My UPS started squawking one Friday evening, the tell-tale sign that the battery was dead or dying. When that happens, it’s time to either replace the UPS battery, or replace the entire UPS. Hopefully you can just replace the battery. Here’s how to replace your UPS battery.
I got a scary message from my 2011 Toyota Camry. “Key battery low,” the message on the dashboard read. You can read that two ways. “Key” could mean they key fob that unlocks and starts the car. Or “key” could mean “critical.” Fortunately, when a Toyota says key battery low, it means the key that unlocks and starts the car. Or the key fob, if that’s what your car uses.
You can fix this yourself and you don’t have to find a Toyota dealer.
The new owners of what’s left of Radio Shack want to specialize in batteries. Although this isn’t a guaranteed survival plan, it makes sense to me.
Last week, I went to one of the few remaining Radio Shack locations to get some overpriced diodes and D-sub connectors for a project. My oldest son tagged along. He asked about the store. I tried to describe it, and finally I said, “It’s kind of like Batteries Plus would be if it sold electronic parts too. And phones.”
I’ve tried several times to write a eulogy for Radio Shack. It’s not easy. The demise has been a foregone conclusion for a very long time, and it’s clear they could have done any number of things differently and survived in some form.
But they didn’t. Let me tell you about the last time I almost went to Radio Shack. Yes, almost.
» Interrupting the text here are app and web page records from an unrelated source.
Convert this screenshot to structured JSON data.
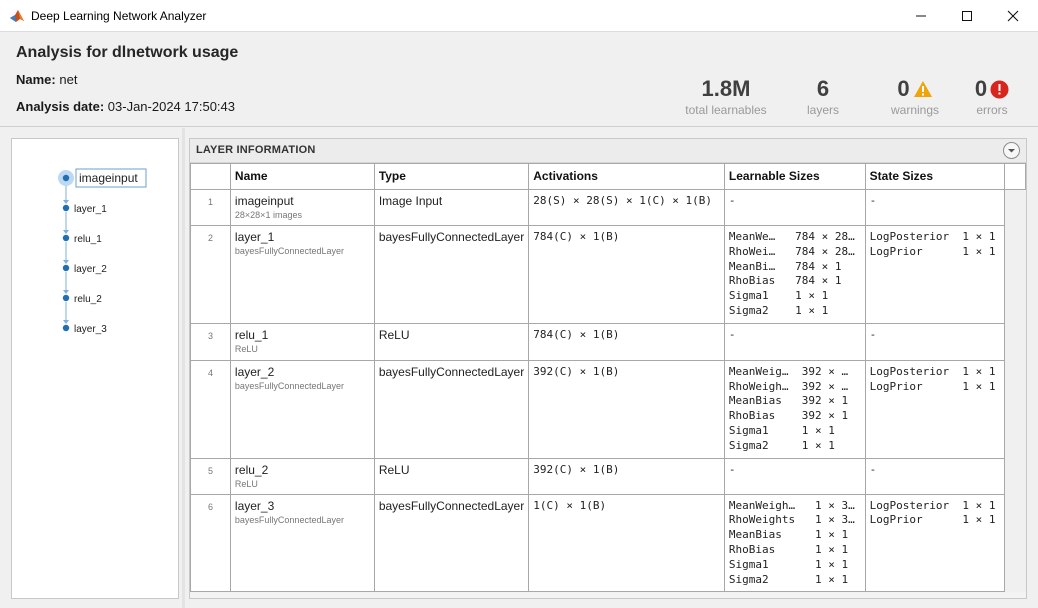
{
  "window": {
    "title": "Deep Learning Network Analyzer"
  },
  "header": {
    "title": "Analysis for dlnetwork usage",
    "name_label": "Name:",
    "name_value": "net",
    "date_label": "Analysis date:",
    "date_value": "03-Jan-2024 17:50:43"
  },
  "stats": {
    "learnables": {
      "value": "1.8M",
      "label": "total learnables"
    },
    "layers": {
      "value": "6",
      "label": "layers"
    },
    "warnings": {
      "value": "0",
      "label": "warnings",
      "icon": "warning-icon",
      "color": "#f0a30a"
    },
    "errors": {
      "value": "0",
      "label": "errors",
      "icon": "error-icon",
      "color": "#d7261e"
    }
  },
  "graph": {
    "accent": "#1f6fb2",
    "nodes": [
      {
        "label": "imageinput",
        "selected": true
      },
      {
        "label": "layer_1"
      },
      {
        "label": "relu_1"
      },
      {
        "label": "layer_2"
      },
      {
        "label": "relu_2"
      },
      {
        "label": "layer_3"
      }
    ]
  },
  "layer_info": {
    "section_title": "LAYER INFORMATION",
    "columns": [
      "Name",
      "Type",
      "Activations",
      "Learnable Sizes",
      "State Sizes"
    ],
    "rows": [
      {
        "index": "1",
        "name": "imageinput",
        "subtitle": "28×28×1 images",
        "type": "Image Input",
        "activations": "28(S) × 28(S) × 1(C) × 1(B)",
        "learnables": "-",
        "states": "-"
      },
      {
        "index": "2",
        "name": "layer_1",
        "subtitle": "bayesFullyConnectedLayer",
        "type": "bayesFullyConnectedLayer",
        "activations": "784(C) × 1(B)",
        "learnables": "MeanWe…   784 × 28…\nRhoWei…   784 × 28…\nMeanBi…   784 × 1\nRhoBias   784 × 1\nSigma1    1 × 1\nSigma2    1 × 1",
        "states": "LogPosterior  1 × 1\nLogPrior      1 × 1"
      },
      {
        "index": "3",
        "name": "relu_1",
        "subtitle": "ReLU",
        "type": "ReLU",
        "activations": "784(C) × 1(B)",
        "learnables": "-",
        "states": "-"
      },
      {
        "index": "4",
        "name": "layer_2",
        "subtitle": "bayesFullyConnectedLayer",
        "type": "bayesFullyConnectedLayer",
        "activations": "392(C) × 1(B)",
        "learnables": "MeanWeig…  392 × …\nRhoWeigh…  392 × …\nMeanBias   392 × 1\nRhoBias    392 × 1\nSigma1     1 × 1\nSigma2     1 × 1",
        "states": "LogPosterior  1 × 1\nLogPrior      1 × 1"
      },
      {
        "index": "5",
        "name": "relu_2",
        "subtitle": "ReLU",
        "type": "ReLU",
        "activations": "392(C) × 1(B)",
        "learnables": "-",
        "states": "-"
      },
      {
        "index": "6",
        "name": "layer_3",
        "subtitle": "bayesFullyConnectedLayer",
        "type": "bayesFullyConnectedLayer",
        "activations": "1(C) × 1(B)",
        "learnables": "MeanWeigh…   1 × 3…\nRhoWeights   1 × 3…\nMeanBias     1 × 1\nRhoBias      1 × 1\nSigma1       1 × 1\nSigma2       1 × 1",
        "states": "LogPosterior  1 × 1\nLogPrior      1 × 1"
      }
    ]
  }
}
AC adapters inevitably break or get lost. That means you have to replace them to get your devices working again. But a lot of people don’t know how to do that safely. Here’s what you need to know when you need to substitute AC adapters.
This is important. Getting it wrong can damage your equipment, the adapter, or both. The damage can be immediate, or it can appear over time.
The specifications for your AC adapter (also not affectionately known as wall warts or power bricks) should be printed on the old one, and hopefully on the device too. If you lost the adapter and the specs aren’t on the device, try a web search on “ac adapter specifications” and the name of the product.
It used to be you could take the device to Radio Shack, and $25 and five minutes later you had a good replacement. Today you might try Batteries Plus for a similar experience. But if you’re willing to do the legwork yourself, often you can find a close-enough match for closer to $10.
So, with all that said, here are the handful of things you need to know when you’re shopping for an AC adapter. The specifications don’t have to match exactly, but you have to know when you can cheat and when you can’t.